◆ **Record extracts**:
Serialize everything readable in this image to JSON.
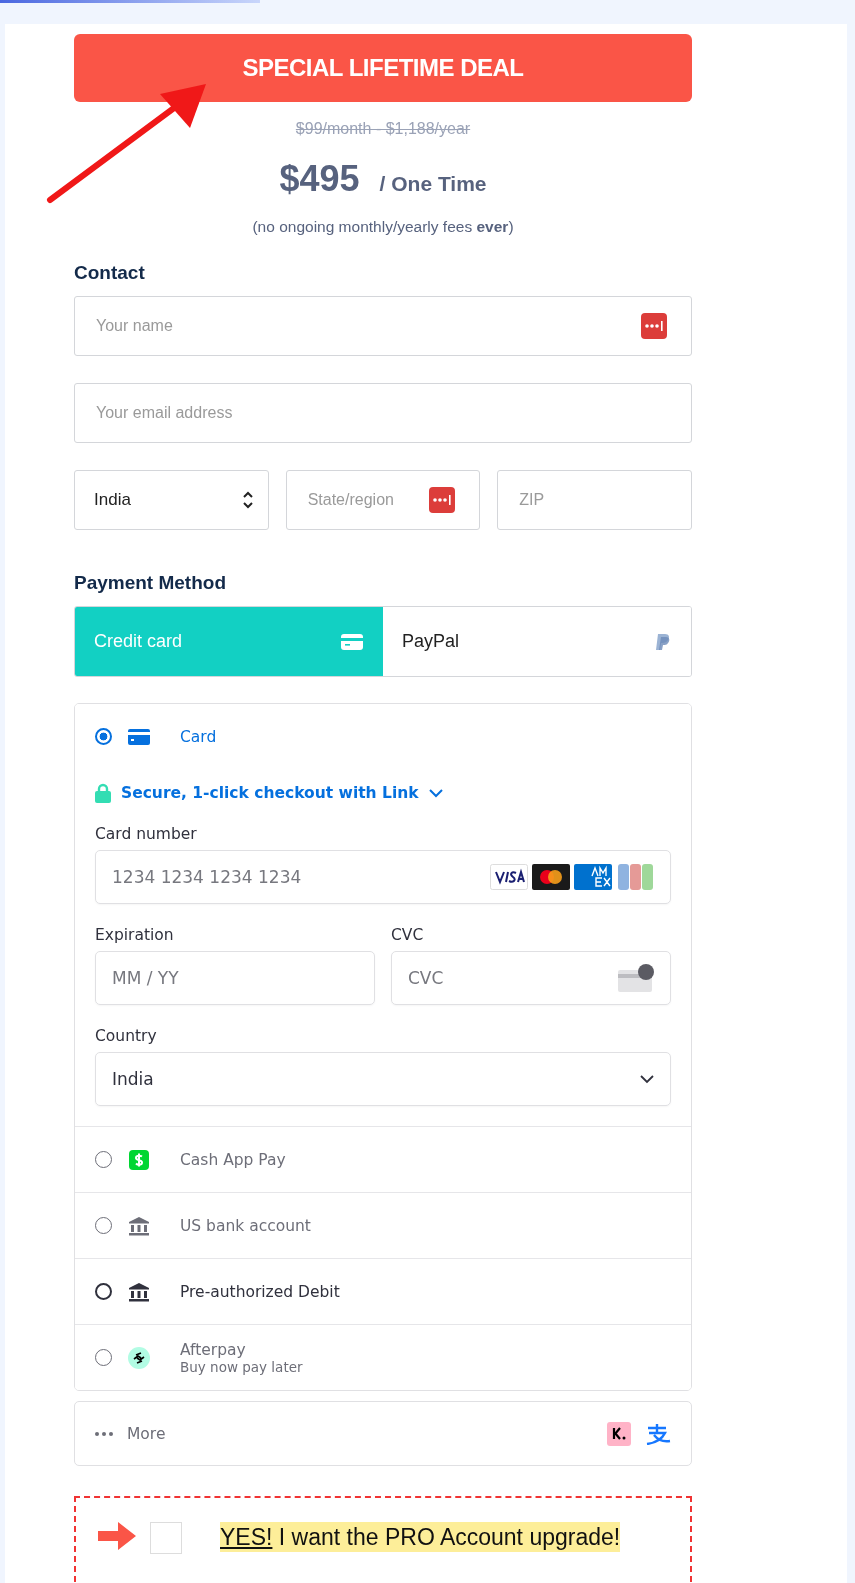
{
  "deal_button": {
    "label": "SPECIAL LIFETIME DEAL"
  },
  "old_price": "$99/month - $1,188/year",
  "price": {
    "amount": "$495",
    "period": "/ One Time"
  },
  "price_note": "(no ongoing monthly/yearly fees **ever**)",
  "contact": {
    "heading": "Contact",
    "name_field": {
      "placeholder": "Your name"
    },
    "email_field": {
      "placeholder": "Your email address"
    },
    "country_select": {
      "value": "India"
    },
    "state_field": {
      "placeholder": "State/region"
    },
    "zip_field": {
      "placeholder": "ZIP"
    }
  },
  "payment": {
    "heading": "Payment Method",
    "tabs": [
      {
        "label": "Credit card",
        "kind": "card",
        "selected": true
      },
      {
        "label": "PayPal",
        "kind": "paypal",
        "selected": false
      }
    ],
    "methods": [
      {
        "label": "Card",
        "kind": "card",
        "selected": true,
        "expanded": true
      },
      {
        "label": "Cash App Pay",
        "kind": "cashapp",
        "selected": false,
        "expanded": false
      },
      {
        "label": "US bank account",
        "kind": "bank",
        "selected": false,
        "expanded": false
      },
      {
        "label": "Pre-authorized Debit",
        "kind": "bank",
        "selected": false,
        "expanded": false,
        "hovered": true
      },
      {
        "label": "Afterpay",
        "subtitle": "Buy now pay later",
        "kind": "afterpay",
        "selected": false,
        "expanded": false
      }
    ],
    "card_form": {
      "link_label": "Secure, 1-click checkout with Link",
      "card_number": {
        "label": "Card number",
        "placeholder": "1234 1234 1234 1234"
      },
      "expiration": {
        "label": "Expiration",
        "placeholder": "MM / YY"
      },
      "cvc": {
        "label": "CVC",
        "placeholder": "CVC"
      },
      "country": {
        "label": "Country",
        "value": "India"
      }
    },
    "more": {
      "label": "More"
    }
  },
  "upgrade": {
    "emphasis": "YES!",
    "text": "I want the PRO Account upgrade!",
    "checked": false
  }
}
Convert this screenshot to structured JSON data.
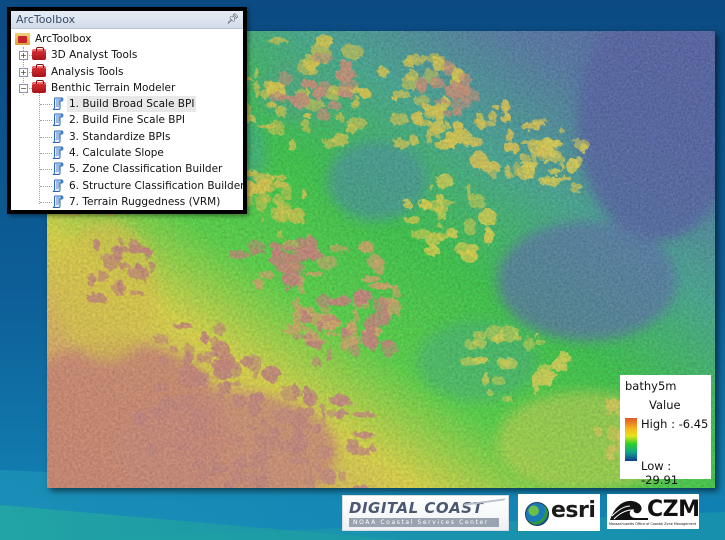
{
  "toolbox": {
    "window_title": "ArcToolbox",
    "pin_icon": "pin-icon",
    "root": {
      "label": "ArcToolbox",
      "icon": "toolbox-folder-icon"
    },
    "toolsets": [
      {
        "label": "3D Analyst Tools",
        "expanded": false,
        "icon": "toolbox-icon"
      },
      {
        "label": "Analysis Tools",
        "expanded": false,
        "icon": "toolbox-icon"
      },
      {
        "label": "Benthic Terrain Modeler",
        "expanded": true,
        "icon": "toolbox-icon"
      }
    ],
    "tools": [
      {
        "label": "1. Build Broad Scale BPI",
        "selected": true,
        "icon": "script-tool-icon"
      },
      {
        "label": "2. Build Fine Scale BPI",
        "icon": "script-tool-icon"
      },
      {
        "label": "3. Standardize BPIs",
        "icon": "script-tool-icon"
      },
      {
        "label": "4. Calculate Slope",
        "icon": "script-tool-icon"
      },
      {
        "label": "5. Zone Classification Builder",
        "icon": "script-tool-icon"
      },
      {
        "label": "6. Structure Classification Builder",
        "icon": "script-tool-icon"
      },
      {
        "label": "7. Terrain Ruggedness (VRM)",
        "icon": "script-tool-icon"
      }
    ],
    "expand_symbol": "+",
    "collapse_symbol": "−"
  },
  "legend": {
    "layer": "bathy5m",
    "field": "Value",
    "high_label": "High : -6.45",
    "low_label": "Low : -29.91",
    "high_value": -6.45,
    "low_value": -29.91,
    "ramp_colors": [
      "#e0552a",
      "#f4b81a",
      "#e6e31a",
      "#2ed12b",
      "#10a58a",
      "#123c8e"
    ]
  },
  "map": {
    "description": "Hillshaded bathymetry raster (bathy5m)",
    "palette": {
      "deep": "#4d5fa3",
      "mid_deep": "#3d9a8a",
      "mid": "#33cc3a",
      "shallow_mid": "#d8d63a",
      "shallow": "#c9826a",
      "peak": "#b06a6a"
    }
  },
  "logos": {
    "digital_coast": {
      "title": "DIGITAL COAST",
      "subtitle": "NOAA Coastal Services Center"
    },
    "esri": {
      "text": "esri"
    },
    "czm": {
      "text": "CZM",
      "subtitle": "Massachusetts Office of Coastal Zone Management"
    }
  },
  "background": {
    "top": "#0b4c86",
    "bottom_left": "#1c8fb4",
    "bottom_teal": "#1fa39a"
  }
}
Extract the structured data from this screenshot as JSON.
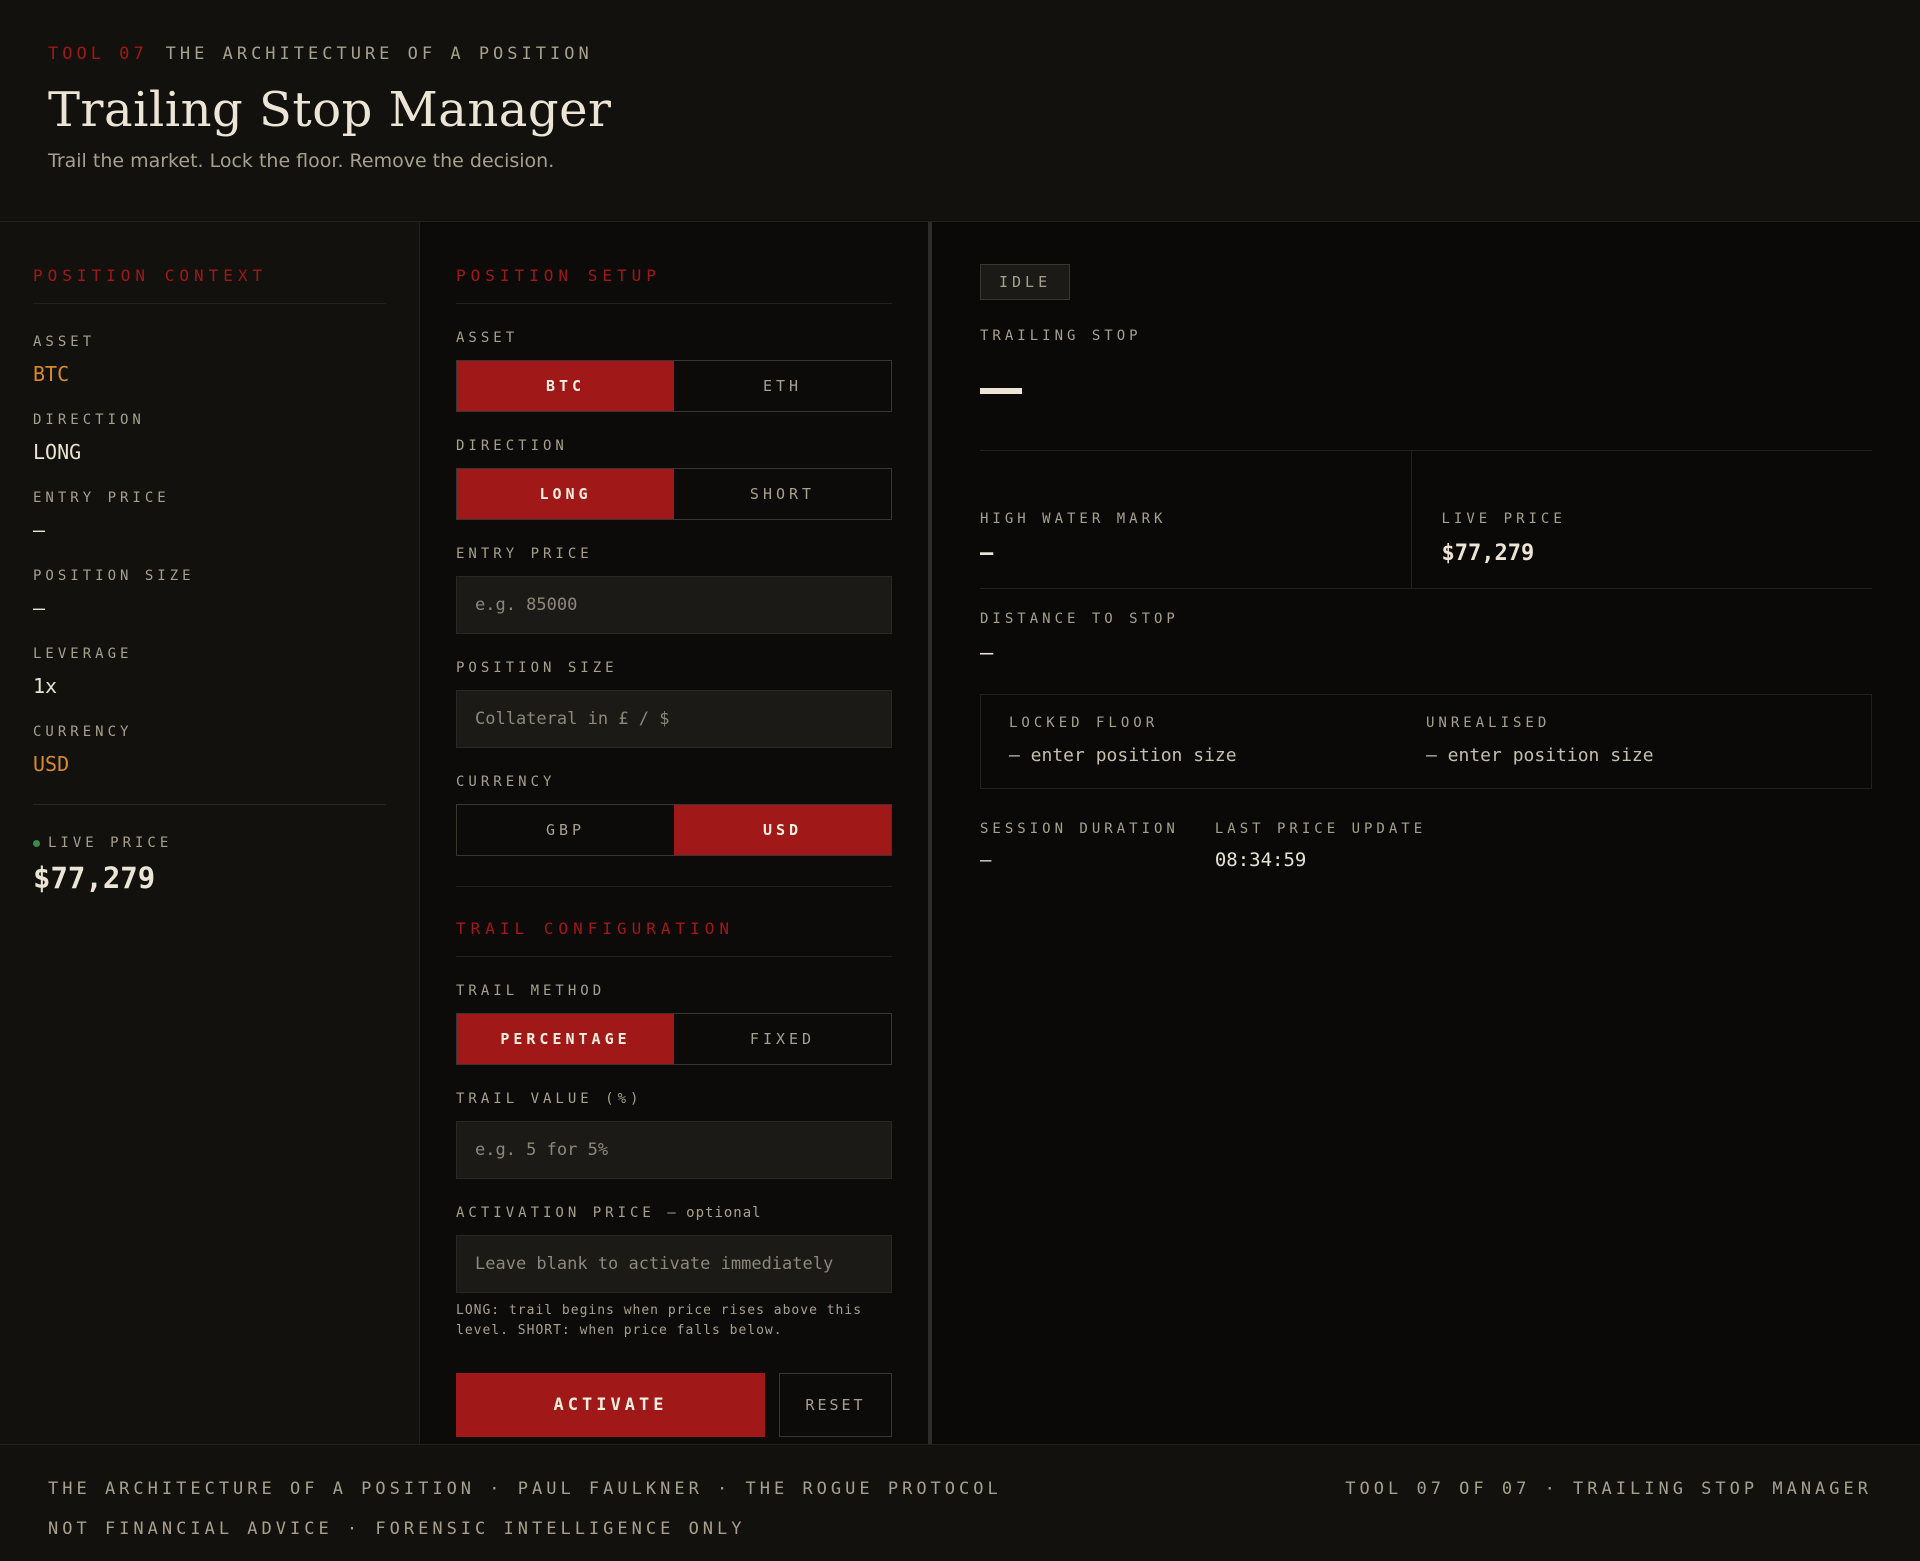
{
  "header": {
    "tool_tag": "TOOL 07",
    "kicker": "THE ARCHITECTURE OF A POSITION",
    "title": "Trailing Stop Manager",
    "tagline": "Trail the market. Lock the floor. Remove the decision."
  },
  "context": {
    "heading": "POSITION CONTEXT",
    "items": [
      {
        "label": "ASSET",
        "value": "BTC"
      },
      {
        "label": "DIRECTION",
        "value": "LONG"
      },
      {
        "label": "ENTRY PRICE",
        "value": "—"
      },
      {
        "label": "POSITION SIZE",
        "value": "—"
      },
      {
        "label": "LEVERAGE",
        "value": "1x"
      },
      {
        "label": "CURRENCY",
        "value": "USD"
      }
    ],
    "live_label": "LIVE PRICE",
    "live_value": "$77,279"
  },
  "setup": {
    "heading": "POSITION SETUP",
    "asset_label": "ASSET",
    "asset_options": [
      "BTC",
      "ETH"
    ],
    "direction_label": "DIRECTION",
    "direction_options": [
      "LONG",
      "SHORT"
    ],
    "entry_label": "ENTRY PRICE",
    "entry_placeholder": "e.g. 85000",
    "size_label": "POSITION SIZE",
    "size_placeholder": "Collateral in £ / $",
    "currency_label": "CURRENCY",
    "currency_options": [
      "GBP",
      "USD"
    ]
  },
  "trail": {
    "heading": "TRAIL CONFIGURATION",
    "method_label": "TRAIL METHOD",
    "method_options": [
      "PERCENTAGE",
      "FIXED"
    ],
    "value_label": "TRAIL VALUE (%)",
    "value_placeholder": "e.g. 5 for 5%",
    "activation_label": "ACTIVATION PRICE",
    "activation_optional": "— optional",
    "activation_placeholder": "Leave blank to activate immediately",
    "hint": "LONG: trail begins when price rises above this level. SHORT: when price falls below.",
    "activate_label": "ACTIVATE",
    "reset_label": "RESET"
  },
  "results": {
    "status": "IDLE",
    "stop_label": "TRAILING STOP",
    "hwm_label": "HIGH WATER MARK",
    "hwm_value": "—",
    "live_label": "LIVE PRICE",
    "live_value": "$77,279",
    "distance_label": "DISTANCE TO STOP",
    "distance_value": "—",
    "floor_label": "LOCKED FLOOR",
    "floor_value": "— enter position size",
    "unrealised_label": "UNREALISED",
    "unrealised_value": "— enter position size",
    "session_label": "SESSION DURATION",
    "session_value": "—",
    "update_label": "LAST PRICE UPDATE",
    "update_value": "08:34:59"
  },
  "footer": {
    "left1": "THE ARCHITECTURE OF A POSITION · PAUL FAULKNER · THE ROGUE PROTOCOL",
    "right1": "TOOL 07 OF 07 · TRAILING STOP MANAGER",
    "left2": "NOT FINANCIAL ADVICE · FORENSIC INTELLIGENCE ONLY"
  },
  "colors": {
    "accent_red": "#a01818",
    "accent_orange": "#d88a2a",
    "live_dot": "#3d8a4a",
    "background": "#0a0908"
  }
}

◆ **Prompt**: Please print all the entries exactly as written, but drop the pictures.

◆ **Solution for this task**:
Serialize everything readable in this image to JSON.
{
  "deal_button": {
    "label": "SPECIAL LIFETIME DEAL"
  },
  "old_price": "$99/month - $1,188/year",
  "price": {
    "amount": "$495",
    "period": "/ One Time"
  },
  "price_note": "(no ongoing monthly/yearly fees **ever**)",
  "contact": {
    "heading": "Contact",
    "name_field": {
      "placeholder": "Your name"
    },
    "email_field": {
      "placeholder": "Your email address"
    },
    "country_select": {
      "value": "India"
    },
    "state_field": {
      "placeholder": "State/region"
    },
    "zip_field": {
      "placeholder": "ZIP"
    }
  },
  "payment": {
    "heading": "Payment Method",
    "tabs": [
      {
        "label": "Credit card",
        "kind": "card",
        "selected": true
      },
      {
        "label": "PayPal",
        "kind": "paypal",
        "selected": false
      }
    ],
    "methods": [
      {
        "label": "Card",
        "kind": "card",
        "selected": true,
        "expanded": true
      },
      {
        "label": "Cash App Pay",
        "kind": "cashapp",
        "selected": false,
        "expanded": false
      },
      {
        "label": "US bank account",
        "kind": "bank",
        "selected": false,
        "expanded": false
      },
      {
        "label": "Pre-authorized Debit",
        "kind": "bank",
        "selected": false,
        "expanded": false,
        "hovered": true
      },
      {
        "label": "Afterpay",
        "subtitle": "Buy now pay later",
        "kind": "afterpay",
        "selected": false,
        "expanded": false
      }
    ],
    "card_form": {
      "link_label": "Secure, 1-click checkout with Link",
      "card_number": {
        "label": "Card number",
        "placeholder": "1234 1234 1234 1234"
      },
      "expiration": {
        "label": "Expiration",
        "placeholder": "MM / YY"
      },
      "cvc": {
        "label": "CVC",
        "placeholder": "CVC"
      },
      "country": {
        "label": "Country",
        "value": "India"
      }
    },
    "more": {
      "label": "More"
    }
  },
  "upgrade": {
    "emphasis": "YES!",
    "text": "I want the PRO Account upgrade!",
    "checked": false
  }
}
Convert this screenshot to structured JSON data.
{
  "toolbox": {
    "window_title": "ArcToolbox",
    "pin_icon": "pin-icon",
    "root": {
      "label": "ArcToolbox",
      "icon": "toolbox-folder-icon"
    },
    "toolsets": [
      {
        "label": "3D Analyst Tools",
        "expanded": false,
        "icon": "toolbox-icon"
      },
      {
        "label": "Analysis Tools",
        "expanded": false,
        "icon": "toolbox-icon"
      },
      {
        "label": "Benthic Terrain Modeler",
        "expanded": true,
        "icon": "toolbox-icon"
      }
    ],
    "tools": [
      {
        "label": "1. Build Broad Scale BPI",
        "selected": true,
        "icon": "script-tool-icon"
      },
      {
        "label": "2. Build Fine Scale BPI",
        "icon": "script-tool-icon"
      },
      {
        "label": "3. Standardize BPIs",
        "icon": "script-tool-icon"
      },
      {
        "label": "4. Calculate Slope",
        "icon": "script-tool-icon"
      },
      {
        "label": "5. Zone Classification Builder",
        "icon": "script-tool-icon"
      },
      {
        "label": "6. Structure Classification Builder",
        "icon": "script-tool-icon"
      },
      {
        "label": "7. Terrain Ruggedness (VRM)",
        "icon": "script-tool-icon"
      }
    ],
    "expand_symbol": "+",
    "collapse_symbol": "−"
  },
  "legend": {
    "layer": "bathy5m",
    "field": "Value",
    "high_label": "High : -6.45",
    "low_label": "Low : -29.91",
    "high_value": -6.45,
    "low_value": -29.91,
    "ramp_colors": [
      "#e0552a",
      "#f4b81a",
      "#e6e31a",
      "#2ed12b",
      "#10a58a",
      "#123c8e"
    ]
  },
  "map": {
    "description": "Hillshaded bathymetry raster (bathy5m)",
    "palette": {
      "deep": "#4d5fa3",
      "mid_deep": "#3d9a8a",
      "mid": "#33cc3a",
      "shallow_mid": "#d8d63a",
      "shallow": "#c9826a",
      "peak": "#b06a6a"
    }
  },
  "logos": {
    "digital_coast": {
      "title": "DIGITAL COAST",
      "subtitle": "NOAA Coastal Services Center"
    },
    "esri": {
      "text": "esri"
    },
    "czm": {
      "text": "CZM",
      "subtitle": "Massachusetts Office of Coastal Zone Management"
    }
  },
  "background": {
    "top": "#0b4c86",
    "bottom_left": "#1c8fb4",
    "bottom_teal": "#1fa39a"
  }
}
Extract the structured data from this screenshot as JSON.
{
  "header": {
    "tool_tag": "TOOL 07",
    "kicker": "THE ARCHITECTURE OF A POSITION",
    "title": "Trailing Stop Manager",
    "tagline": "Trail the market. Lock the floor. Remove the decision."
  },
  "context": {
    "heading": "POSITION CONTEXT",
    "items": [
      {
        "label": "ASSET",
        "value": "BTC"
      },
      {
        "label": "DIRECTION",
        "value": "LONG"
      },
      {
        "label": "ENTRY PRICE",
        "value": "—"
      },
      {
        "label": "POSITION SIZE",
        "value": "—"
      },
      {
        "label": "LEVERAGE",
        "value": "1x"
      },
      {
        "label": "CURRENCY",
        "value": "USD"
      }
    ],
    "live_label": "LIVE PRICE",
    "live_value": "$77,279"
  },
  "setup": {
    "heading": "POSITION SETUP",
    "asset_label": "ASSET",
    "asset_options": [
      "BTC",
      "ETH"
    ],
    "direction_label": "DIRECTION",
    "direction_options": [
      "LONG",
      "SHORT"
    ],
    "entry_label": "ENTRY PRICE",
    "entry_placeholder": "e.g. 85000",
    "size_label": "POSITION SIZE",
    "size_placeholder": "Collateral in £ / $",
    "currency_label": "CURRENCY",
    "currency_options": [
      "GBP",
      "USD"
    ]
  },
  "trail": {
    "heading": "TRAIL CONFIGURATION",
    "method_label": "TRAIL METHOD",
    "method_options": [
      "PERCENTAGE",
      "FIXED"
    ],
    "value_label": "TRAIL VALUE (%)",
    "value_placeholder": "e.g. 5 for 5%",
    "activation_label": "ACTIVATION PRICE",
    "activation_optional": "— optional",
    "activation_placeholder": "Leave blank to activate immediately",
    "hint": "LONG: trail begins when price rises above this level. SHORT: when price falls below.",
    "activate_label": "ACTIVATE",
    "reset_label": "RESET"
  },
  "results": {
    "status": "IDLE",
    "stop_label": "TRAILING STOP",
    "hwm_label": "HIGH WATER MARK",
    "hwm_value": "—",
    "live_label": "LIVE PRICE",
    "live_value": "$77,279",
    "distance_label": "DISTANCE TO STOP",
    "distance_value": "—",
    "floor_label": "LOCKED FLOOR",
    "floor_value": "— enter position size",
    "unrealised_label": "UNREALISED",
    "unrealised_value": "— enter position size",
    "session_label": "SESSION DURATION",
    "session_value": "—",
    "update_label": "LAST PRICE UPDATE",
    "update_value": "08:34:59"
  },
  "footer": {
    "left1": "THE ARCHITECTURE OF A POSITION · PAUL FAULKNER · THE ROGUE PROTOCOL",
    "right1": "TOOL 07 OF 07 · TRAILING STOP MANAGER",
    "left2": "NOT FINANCIAL ADVICE · FORENSIC INTELLIGENCE ONLY"
  },
  "colors": {
    "accent_red": "#a01818",
    "accent_orange": "#d88a2a",
    "live_dot": "#3d8a4a",
    "background": "#0a0908"
  }
}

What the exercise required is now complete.